Solicitors should be willing to adopt this procedure for completing transactions to enable them to be registered by the Land Registry.
The execution of a transfer is a deed and must be witnessed. Members of the family can witness signatures so long as they are not also a party to the document. A witness will be more credible if they are 18 or over, but this is not a legal requirement. The legal requirement is for the witness “to be present” when the document is signed. It would be possible for a witness to be on the other side of the room or the other side of a window, and validly witness the execution of a deed. The witness does need to take precautions to avoid possible contamination from the document.
A statutory declaration does not need to be witnessed but must be administered by a solicitor or commissioner for oaths. There is no legally prescribed process for this, and there is nothing to suggest that this could not be validly done via a video telephone call if the signature on the declaration can clearly be seen by the person commissioning the oath when the oath is made.
Borrowers will not have to pay a guarantee fee. Lenders will pay a fee to access the scheme. The Government will make a Business Interruption Payment to cover the first 12 months of interest payments and any lender-levied fees, allowing smaller businesses to benefit from no upfront cost.
British Business Bank has indicated that following earlier discussions with the banking industry, some lenders indicated that they would not charge arrangement fees or early repayment charges to SMEs borrowing under the scheme. Each business should check the terms of the loans being made to ensure this is the case and what the interest rate and prepayment fees will be following the period in which the Government makes payment of these amounts.
You will claim a pro rata’d amount of 80% of salary, based on the proportion of hours not worked out of the employee’s normal working hours (their “usual” hours).
There are 2 ways to calculate an employee’s usual hours, depending on whether they have fixed or variable hours/pay:

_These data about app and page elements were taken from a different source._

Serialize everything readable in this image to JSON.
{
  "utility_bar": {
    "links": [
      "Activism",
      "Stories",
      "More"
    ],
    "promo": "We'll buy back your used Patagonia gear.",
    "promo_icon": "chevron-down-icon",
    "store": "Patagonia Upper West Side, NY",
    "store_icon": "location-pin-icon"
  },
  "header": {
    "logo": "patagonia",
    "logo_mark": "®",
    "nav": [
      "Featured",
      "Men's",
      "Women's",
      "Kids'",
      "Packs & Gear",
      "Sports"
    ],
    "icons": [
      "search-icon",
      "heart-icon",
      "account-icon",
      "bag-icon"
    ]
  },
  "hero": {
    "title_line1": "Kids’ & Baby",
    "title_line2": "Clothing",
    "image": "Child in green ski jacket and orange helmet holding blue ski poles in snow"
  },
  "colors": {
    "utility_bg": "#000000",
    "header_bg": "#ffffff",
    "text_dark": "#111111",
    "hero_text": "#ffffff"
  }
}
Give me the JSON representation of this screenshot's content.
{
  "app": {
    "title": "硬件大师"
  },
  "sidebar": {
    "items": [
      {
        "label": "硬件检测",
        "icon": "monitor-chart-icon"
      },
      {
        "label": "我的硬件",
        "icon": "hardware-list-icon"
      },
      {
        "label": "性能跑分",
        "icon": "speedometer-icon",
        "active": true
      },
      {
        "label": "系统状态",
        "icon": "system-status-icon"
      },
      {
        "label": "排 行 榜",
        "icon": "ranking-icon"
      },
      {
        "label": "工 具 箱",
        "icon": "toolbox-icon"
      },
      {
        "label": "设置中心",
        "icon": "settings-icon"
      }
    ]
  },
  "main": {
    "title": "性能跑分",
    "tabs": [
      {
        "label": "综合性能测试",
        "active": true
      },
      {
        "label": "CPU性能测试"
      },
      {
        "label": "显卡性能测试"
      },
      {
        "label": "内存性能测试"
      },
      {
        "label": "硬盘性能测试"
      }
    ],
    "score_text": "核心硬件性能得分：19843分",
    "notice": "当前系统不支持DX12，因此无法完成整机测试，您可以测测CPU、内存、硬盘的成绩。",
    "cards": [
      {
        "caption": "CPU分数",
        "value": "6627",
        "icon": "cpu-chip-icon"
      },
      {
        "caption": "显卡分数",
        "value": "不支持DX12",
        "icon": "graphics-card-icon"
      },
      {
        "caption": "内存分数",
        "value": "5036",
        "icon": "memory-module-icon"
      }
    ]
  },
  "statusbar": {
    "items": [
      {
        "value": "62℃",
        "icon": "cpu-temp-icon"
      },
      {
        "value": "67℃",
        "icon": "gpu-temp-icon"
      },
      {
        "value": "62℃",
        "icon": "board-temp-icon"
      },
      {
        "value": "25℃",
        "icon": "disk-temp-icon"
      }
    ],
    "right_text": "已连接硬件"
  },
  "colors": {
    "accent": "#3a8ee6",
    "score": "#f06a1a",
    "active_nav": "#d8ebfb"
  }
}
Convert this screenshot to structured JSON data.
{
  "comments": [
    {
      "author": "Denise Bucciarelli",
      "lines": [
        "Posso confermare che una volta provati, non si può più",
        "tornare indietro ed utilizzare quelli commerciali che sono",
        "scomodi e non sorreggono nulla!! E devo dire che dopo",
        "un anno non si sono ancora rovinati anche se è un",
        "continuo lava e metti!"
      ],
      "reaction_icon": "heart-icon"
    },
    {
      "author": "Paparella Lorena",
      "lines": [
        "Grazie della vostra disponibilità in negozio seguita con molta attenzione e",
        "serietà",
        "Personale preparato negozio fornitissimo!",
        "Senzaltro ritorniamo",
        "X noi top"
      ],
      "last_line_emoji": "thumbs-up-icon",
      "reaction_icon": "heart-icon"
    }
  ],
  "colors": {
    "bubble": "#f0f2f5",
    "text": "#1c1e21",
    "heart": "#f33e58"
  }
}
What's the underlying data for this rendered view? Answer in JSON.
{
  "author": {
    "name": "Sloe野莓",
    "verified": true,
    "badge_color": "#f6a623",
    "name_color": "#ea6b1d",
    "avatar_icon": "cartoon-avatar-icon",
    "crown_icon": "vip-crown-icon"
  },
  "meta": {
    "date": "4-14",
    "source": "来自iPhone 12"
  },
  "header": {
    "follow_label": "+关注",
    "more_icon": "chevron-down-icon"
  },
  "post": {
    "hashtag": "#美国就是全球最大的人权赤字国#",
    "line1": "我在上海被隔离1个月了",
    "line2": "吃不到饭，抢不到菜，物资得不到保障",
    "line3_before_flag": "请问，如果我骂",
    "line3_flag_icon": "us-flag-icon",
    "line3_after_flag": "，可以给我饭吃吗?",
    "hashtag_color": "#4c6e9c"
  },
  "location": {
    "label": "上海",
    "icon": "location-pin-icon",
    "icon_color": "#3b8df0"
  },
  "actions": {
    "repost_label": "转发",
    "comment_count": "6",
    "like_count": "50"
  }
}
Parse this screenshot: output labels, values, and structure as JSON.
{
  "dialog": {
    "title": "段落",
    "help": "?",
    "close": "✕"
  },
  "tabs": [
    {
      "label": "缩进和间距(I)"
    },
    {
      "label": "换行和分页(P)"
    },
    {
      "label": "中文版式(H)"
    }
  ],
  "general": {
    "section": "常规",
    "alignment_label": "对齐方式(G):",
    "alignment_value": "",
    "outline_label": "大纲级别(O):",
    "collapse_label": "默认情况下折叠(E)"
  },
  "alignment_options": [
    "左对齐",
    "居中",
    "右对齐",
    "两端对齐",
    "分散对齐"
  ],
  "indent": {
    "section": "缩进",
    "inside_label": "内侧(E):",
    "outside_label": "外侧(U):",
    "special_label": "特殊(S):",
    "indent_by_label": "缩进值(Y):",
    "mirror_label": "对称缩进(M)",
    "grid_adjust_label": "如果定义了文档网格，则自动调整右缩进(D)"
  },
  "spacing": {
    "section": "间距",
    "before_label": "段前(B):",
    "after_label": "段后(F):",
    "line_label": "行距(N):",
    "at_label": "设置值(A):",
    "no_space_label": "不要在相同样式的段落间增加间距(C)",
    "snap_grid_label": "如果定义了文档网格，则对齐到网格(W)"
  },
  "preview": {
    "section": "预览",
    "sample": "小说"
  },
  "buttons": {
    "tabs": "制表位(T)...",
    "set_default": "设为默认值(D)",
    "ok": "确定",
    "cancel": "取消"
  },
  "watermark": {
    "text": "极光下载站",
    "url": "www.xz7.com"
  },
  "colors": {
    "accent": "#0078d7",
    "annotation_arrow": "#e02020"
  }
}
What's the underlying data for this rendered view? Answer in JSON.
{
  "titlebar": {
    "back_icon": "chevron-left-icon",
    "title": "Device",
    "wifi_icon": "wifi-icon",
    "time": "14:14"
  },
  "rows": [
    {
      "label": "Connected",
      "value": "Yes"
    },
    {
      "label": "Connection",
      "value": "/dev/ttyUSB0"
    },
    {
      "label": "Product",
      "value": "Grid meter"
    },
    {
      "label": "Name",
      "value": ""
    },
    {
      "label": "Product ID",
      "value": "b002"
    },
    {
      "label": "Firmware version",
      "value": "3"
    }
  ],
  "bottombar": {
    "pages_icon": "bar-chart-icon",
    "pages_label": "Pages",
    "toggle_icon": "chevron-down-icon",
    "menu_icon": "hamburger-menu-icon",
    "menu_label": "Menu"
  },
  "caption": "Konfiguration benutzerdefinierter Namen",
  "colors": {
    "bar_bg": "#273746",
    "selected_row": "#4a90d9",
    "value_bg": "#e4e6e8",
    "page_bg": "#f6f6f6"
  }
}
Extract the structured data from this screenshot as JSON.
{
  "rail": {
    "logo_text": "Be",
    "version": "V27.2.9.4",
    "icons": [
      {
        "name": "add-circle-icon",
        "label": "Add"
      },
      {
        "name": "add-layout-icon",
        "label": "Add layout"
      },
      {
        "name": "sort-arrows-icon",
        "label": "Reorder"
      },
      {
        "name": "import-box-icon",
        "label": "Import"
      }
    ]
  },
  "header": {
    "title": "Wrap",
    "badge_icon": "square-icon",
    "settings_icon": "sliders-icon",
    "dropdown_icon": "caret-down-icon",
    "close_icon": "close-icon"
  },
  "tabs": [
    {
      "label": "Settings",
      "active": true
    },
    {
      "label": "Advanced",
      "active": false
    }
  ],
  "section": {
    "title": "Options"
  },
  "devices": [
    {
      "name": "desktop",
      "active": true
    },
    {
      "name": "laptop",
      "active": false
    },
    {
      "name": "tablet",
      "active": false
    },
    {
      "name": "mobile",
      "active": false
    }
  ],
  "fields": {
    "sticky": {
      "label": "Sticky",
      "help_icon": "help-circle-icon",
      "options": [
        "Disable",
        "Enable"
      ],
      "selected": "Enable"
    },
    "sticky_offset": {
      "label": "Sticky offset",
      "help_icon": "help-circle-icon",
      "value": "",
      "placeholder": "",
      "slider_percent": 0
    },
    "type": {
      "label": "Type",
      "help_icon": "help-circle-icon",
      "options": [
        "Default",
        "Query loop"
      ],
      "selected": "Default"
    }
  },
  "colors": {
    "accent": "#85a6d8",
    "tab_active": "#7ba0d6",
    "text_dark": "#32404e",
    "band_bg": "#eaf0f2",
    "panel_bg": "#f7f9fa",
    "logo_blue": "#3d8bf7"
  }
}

- For those with fixed hours/pay, you take the number of hours worked in the pay period before 19 March 2020.
- For those with variable hours/pay, you take the higher of:
- the average number of hours worked in the tax year 2019 to 2020 or
- the corresponding calendar period in the tax year 2019 to 2020.
If employees are paid per task or piece of work done, you should work out the usual hours for these employees in the same way as for other employees who work variable hours, if possible.
When you calculate the usual hours, you should include any hours of leave for which they were paid their full contracted rate (such as annual leave) and any hours worked as overtime (but only if the pay for those hours was not discretionary).
If you do not have a justifiable reason for insisting that your employees have the vaccine (see FAQ above) your employee could resign and bring a claim of constructive unfair dismissal if they have more than 2 years’ continuous employment. This would be on the basis that you have breached trust and confidence.
If the vaccine includes pig gelatine (as many do), and the employee refuses on religious or because they are vegan, you may face a claim for discrimination under the Equality Act 2010.